Department of Revenue expects successful repeat of summer pilot program
The City of Philadelphia announced that the Department of Revenue will hold a second internet-based real estate tax lien sale auction, which will run from December 16-18, 2015 and be hosted by Real Auctions, LLC. Following the success of the June pilot, the real estate tax lien sale auction will include approximately 2,500 properties.
“The real estate tax lien sale sends a clear message to delinquent property owners that our Administration will seek out money owed to the City of Philadelphia with vigor and intent using new and innovative approaches,” said Mayor Michael A. Nutter. “We know that in our first effort, the tax lien sale model was successful and generated much-needed dollars. I expect another successful sale with this second and larger group of properties.”
The sale makes real estate tax liens available via online auction. At the end of the auction, the tax lien will be transferred from the City to the third-party buyer with the highest bid. The transfer does not make the third-party purchaser, or “lien holder”, the owner of the property, but does allow the lien holder to begin foreclosure procedures should the lien, and any additional charges related to it, not be paid or resolved.

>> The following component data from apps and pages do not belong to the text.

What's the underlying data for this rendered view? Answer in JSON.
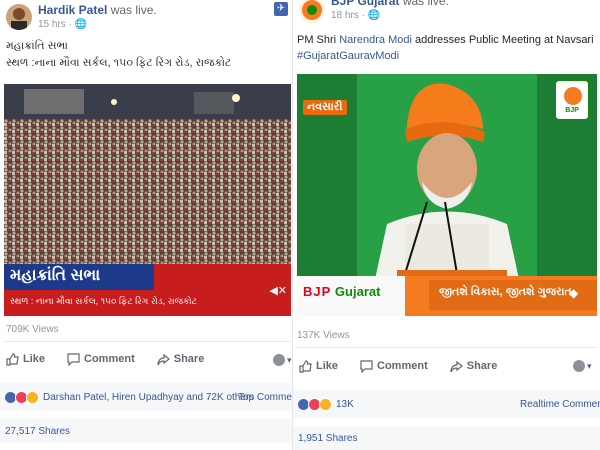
{
  "left_post": {
    "author": "Hardik Patel",
    "action": "was live.",
    "time": "15 hrs",
    "body_line1": "મહાક્રાંતિ સભા",
    "body_line2": "સ્થળ :નાના મૌવા સર્કલ, ૧૫૦ ફિટ રિંગ રોડ, રાજકોટ",
    "video_banner_title": "મહાક્રાંતિ સભા",
    "video_banner_sub": "સ્થળ : નાના મૌવા સર્કલ, ૧૫૦ ફિટ રિંગ રોડ, રાજકોટ",
    "views": "709K Views",
    "like_label": "Like",
    "comment_label": "Comment",
    "share_label": "Share",
    "reaction_names": "Darshan Patel, Hiren Upadhyay and 72K others",
    "comments_order": "Top Comments",
    "shares": "27,517 Shares",
    "icons": [
      "globe-icon",
      "pin-icon",
      "mute-icon"
    ]
  },
  "right_post": {
    "author": "BJP Gujarat",
    "action": "was live.",
    "time": "18 hrs",
    "body_prefix": "PM Shri ",
    "body_mention": "Narendra Modi",
    "body_suffix": " addresses Public Meeting at Navsari",
    "hashtag": "#GujaratGauravModi",
    "video_city_tag": "નવસારી",
    "video_logo_text": "BJP",
    "video_brand": "Gujarat",
    "video_slogan": "જીતશે વિકાસ, જીતશે ગુજરાત",
    "views": "137K Views",
    "like_label": "Like",
    "comment_label": "Comment",
    "share_label": "Share",
    "reaction_count": "13K",
    "comments_order": "Realtime Comments ▾",
    "shares": "1,951 Shares"
  },
  "colors": {
    "facebook_blue": "#365899",
    "bjp_orange": "#f47b20",
    "bjp_green": "#138808",
    "banner_red": "#e2001a"
  }
}
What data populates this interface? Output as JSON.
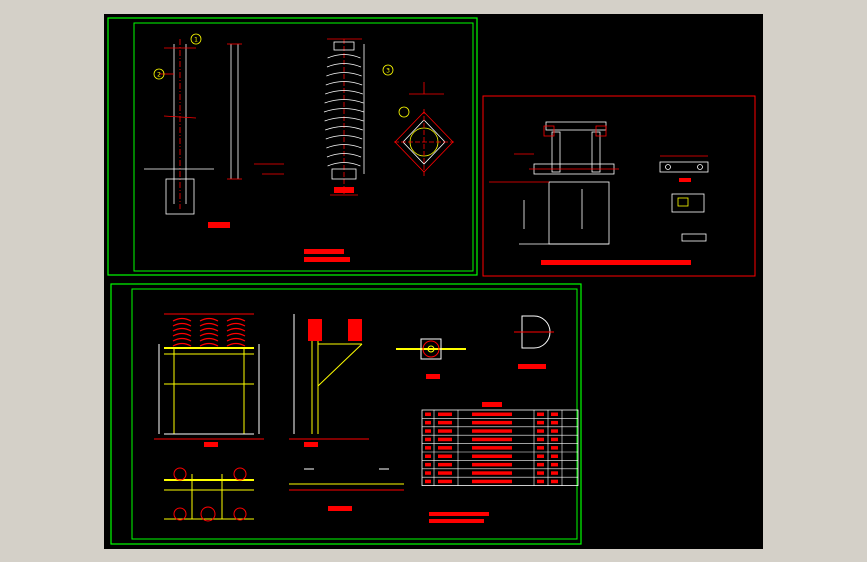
{
  "colors": {
    "background": "#d4d0c8",
    "canvas": "#000000",
    "frame_green": "#00ff00",
    "frame_red": "#ff0000",
    "line_white": "#ffffff",
    "line_red": "#ff0000",
    "line_yellow": "#ffff00",
    "line_cyan": "#00ffff"
  },
  "sheets": {
    "top_left": {
      "labels": [
        "1",
        "2",
        "3"
      ]
    },
    "top_right": {},
    "bottom": {
      "table": {
        "header": [
          "",
          "",
          "",
          ""
        ],
        "row_count": 8
      }
    }
  }
}
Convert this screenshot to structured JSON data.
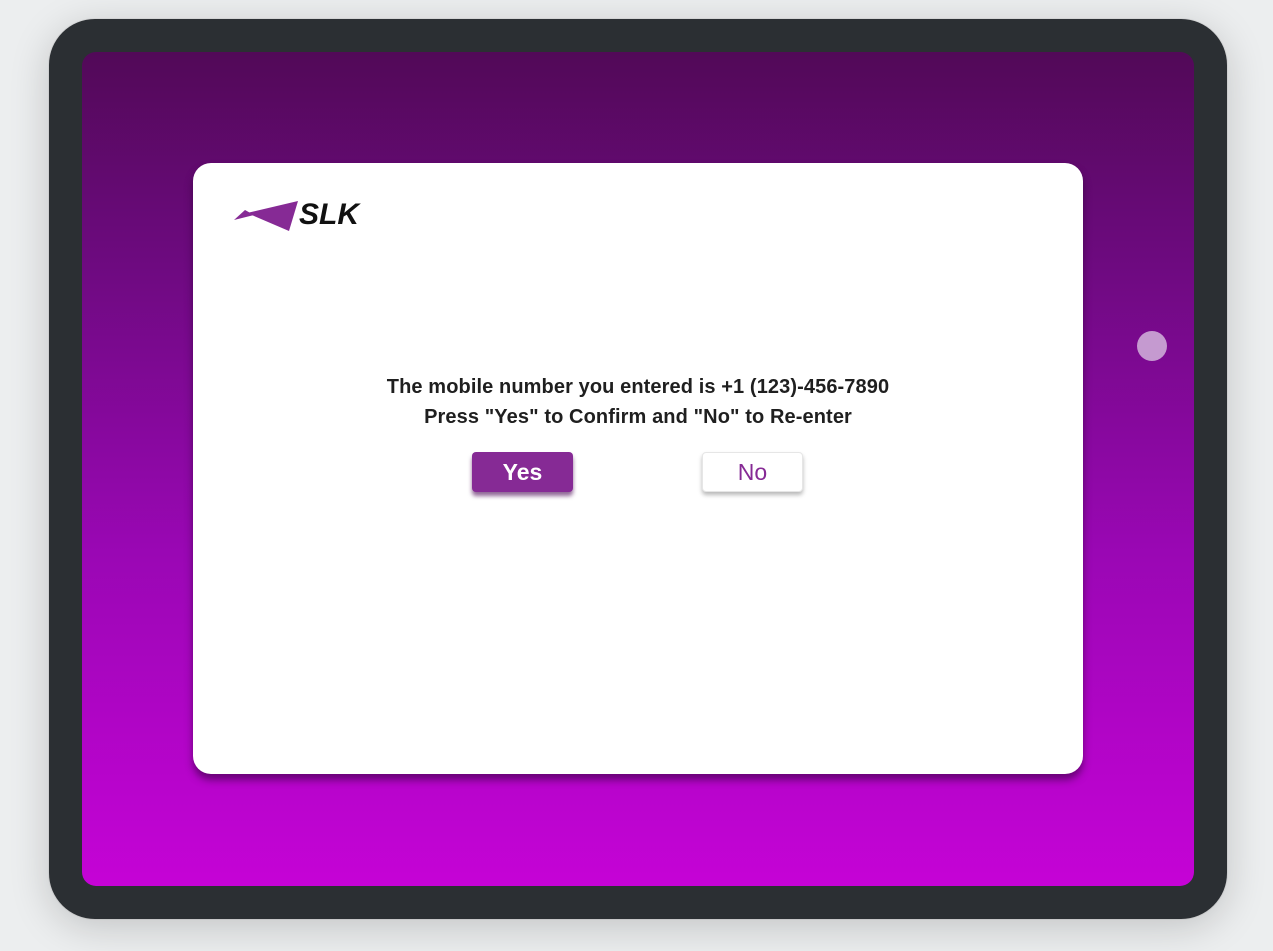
{
  "brand": {
    "name": "SLK",
    "accent_color": "#862a95"
  },
  "dialog": {
    "message_line1": "The mobile number you entered is +1 (123)-456-7890",
    "message_line2": "Press \"Yes\" to Confirm and \"No\" to Re-enter",
    "yes_label": "Yes",
    "no_label": "No"
  },
  "device": {
    "home_button_icon": "circle-icon"
  }
}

“The lien sale is a quick, effective, and cost-efficient tool for collecting funds owed to the City and the School District of Philadelphia,” said Revenue Commissioner Clarena I.W. Tolson, Chief Revenue Collections Officer. “The first pilot online tax lien sale generated $10.4 million in 60 days to support Philadelphia schools and City services.”

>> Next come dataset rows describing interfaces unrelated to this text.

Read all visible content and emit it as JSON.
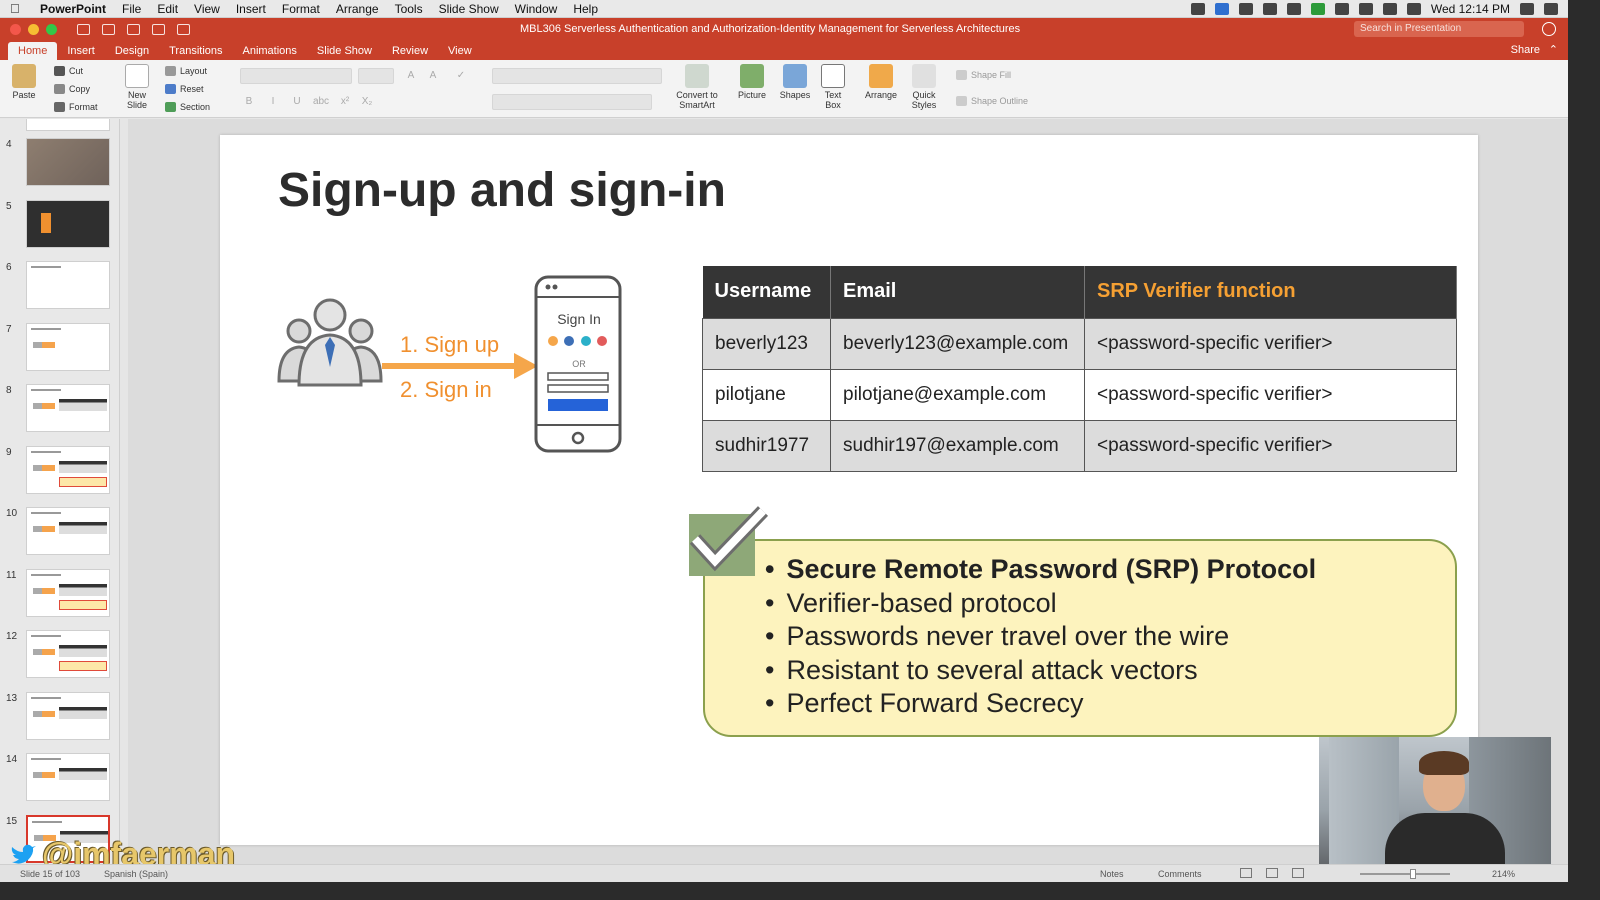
{
  "menubar": {
    "app": "PowerPoint",
    "items": [
      "File",
      "Edit",
      "View",
      "Insert",
      "Format",
      "Arrange",
      "Tools",
      "Slide Show",
      "Window",
      "Help"
    ],
    "clock": "Wed 12:14 PM"
  },
  "window": {
    "title": "MBL306 Serverless Authentication and Authorization-Identity Management for Serverless Architectures",
    "search_placeholder": "Search in Presentation"
  },
  "ribbon": {
    "tabs": [
      "Home",
      "Insert",
      "Design",
      "Transitions",
      "Animations",
      "Slide Show",
      "Review",
      "View"
    ],
    "share": "Share",
    "paste": "Paste",
    "cut": "Cut",
    "copy": "Copy",
    "format": "Format",
    "new_slide": "New Slide",
    "layout": "Layout",
    "reset": "Reset",
    "section": "Section",
    "convert_smartart": "Convert to SmartArt",
    "picture": "Picture",
    "shapes": "Shapes",
    "text_box": "Text Box",
    "arrange": "Arrange",
    "quick_styles": "Quick Styles",
    "shape_fill": "Shape Fill",
    "shape_outline": "Shape Outline",
    "format_buttons": [
      "B",
      "I",
      "U",
      "abc",
      "x²",
      "X₂"
    ]
  },
  "thumbnails": [
    "4",
    "5",
    "6",
    "7",
    "8",
    "9",
    "10",
    "11",
    "12",
    "13",
    "14",
    "15"
  ],
  "slide": {
    "title": "Sign-up and sign-in",
    "signup": "1. Sign up",
    "signin": "2. Sign in",
    "phone_label": "Sign In",
    "phone_or": "OR",
    "table": {
      "headers": [
        "Username",
        "Email",
        "SRP Verifier function"
      ],
      "rows": [
        [
          "beverly123",
          "beverly123@example.com",
          "<password-specific verifier>"
        ],
        [
          "pilotjane",
          "pilotjane@example.com",
          "<password-specific verifier>"
        ],
        [
          "sudhir1977",
          "sudhir197@example.com",
          "<password-specific verifier>"
        ]
      ]
    },
    "bullets": [
      "Secure Remote Password (SRP) Protocol",
      "Verifier-based protocol",
      "Passwords never travel over the wire",
      "Resistant to several attack vectors",
      "Perfect Forward Secrecy"
    ]
  },
  "overlay": {
    "handle": "@jmfaerman"
  },
  "status": {
    "slide_count": "Slide 15 of 103",
    "language": "Spanish (Spain)",
    "notes": "Notes",
    "comments": "Comments",
    "zoom": "214%"
  },
  "colors": {
    "accent": "#c8402a",
    "orange": "#f0902f",
    "callout": "#fdf3be"
  }
}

Eligible delinquent property owners have already been notified of their properties potential inclusion in the lien sale. To avoid inclusion in the sale, property owners must pay their real estate balance in full or enter into a repayment agreement with the City.

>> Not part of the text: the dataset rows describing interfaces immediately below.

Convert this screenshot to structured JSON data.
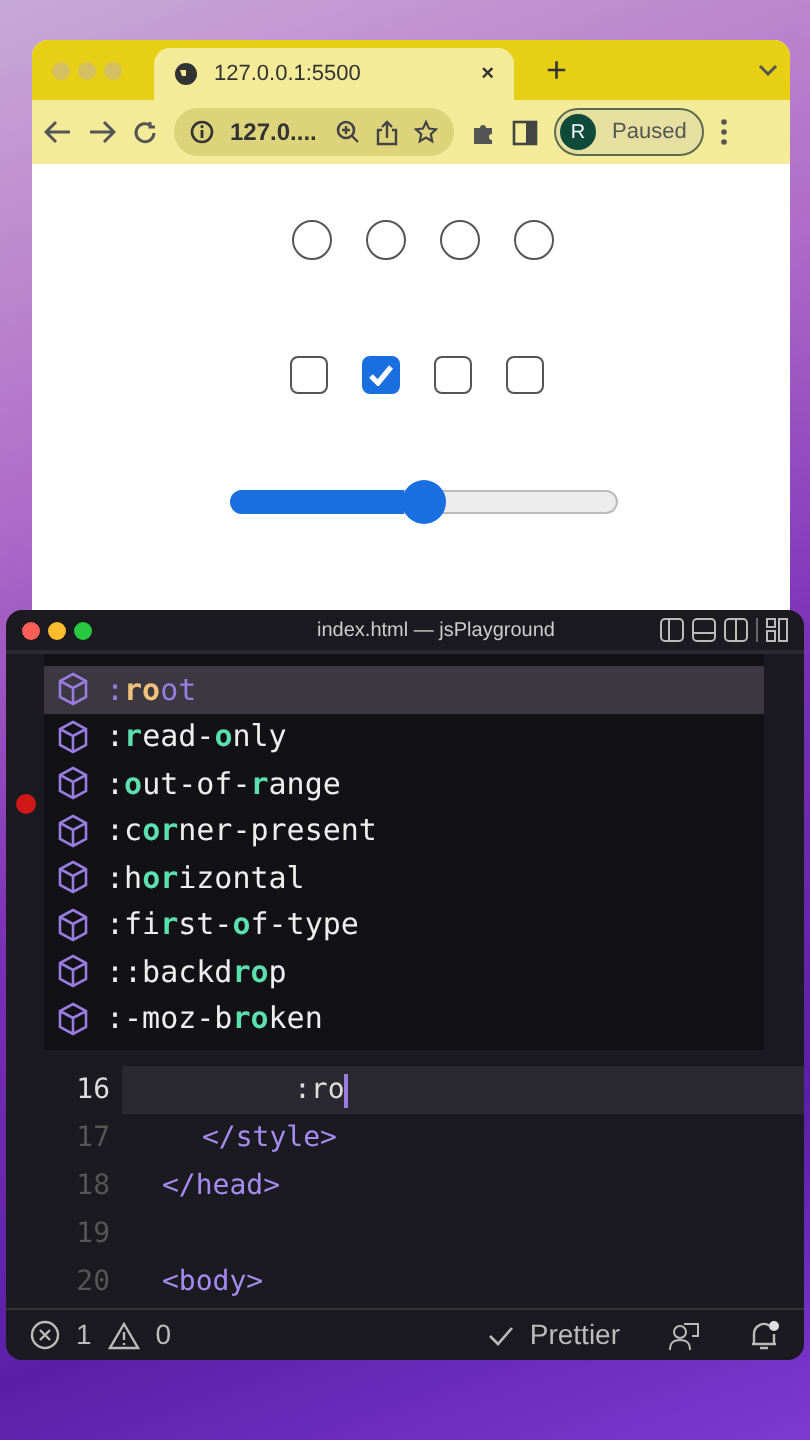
{
  "browser": {
    "tab": {
      "title": "127.0.0.1:5500",
      "close": "×"
    },
    "new_tab": "+",
    "address": "127.0....",
    "profile": {
      "initial": "R",
      "label": "Paused"
    }
  },
  "page": {
    "radios": [
      {
        "selected": false
      },
      {
        "selected": false
      },
      {
        "selected": false
      },
      {
        "selected": false
      }
    ],
    "checkboxes": [
      {
        "checked": false
      },
      {
        "checked": true
      },
      {
        "checked": false
      },
      {
        "checked": false
      }
    ],
    "slider": {
      "level": 0.5
    }
  },
  "editor": {
    "title": "index.html — jsPlayground",
    "suggestions": [
      {
        "label": ":**ro**ot",
        "selected": true
      },
      {
        "label": ":**r**ead-**o**nly",
        "selected": false
      },
      {
        "label": ":**o**ut-of-**r**ange",
        "selected": false
      },
      {
        "label": ":c**or**ner-present",
        "selected": false
      },
      {
        "label": ":h**or**izontal",
        "selected": false
      },
      {
        "label": ":fi**r**st-**o**f-type",
        "selected": false
      },
      {
        "label": "::backd**ro**p",
        "selected": false
      },
      {
        "label": ":-moz-b**ro**ken",
        "selected": false
      }
    ],
    "lines": [
      {
        "number": "16",
        "code": ":ro",
        "kind": "text",
        "current": true
      },
      {
        "number": "17",
        "code": "</style>",
        "kind": "tag",
        "current": false
      },
      {
        "number": "18",
        "code": "</head>",
        "kind": "tag",
        "current": false
      },
      {
        "number": "19",
        "kind": "blank",
        "current": false
      },
      {
        "number": "20",
        "code": "<body>",
        "kind": "tag",
        "current": false
      }
    ],
    "status": {
      "errors": "1",
      "warnings": "0",
      "formatter": "Prettier"
    }
  }
}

A real estate tax lien is a legal claim against real property for unpaid real estate taxes and/or other charges, expenses and fees. All unpaid real estate taxes become liens against the property on January 1 the year after the tax is due.
For more information, including a preliminary list of properties that are subject to the tax lien sale, visit Revenue’s website at www.phila.gov/revenue.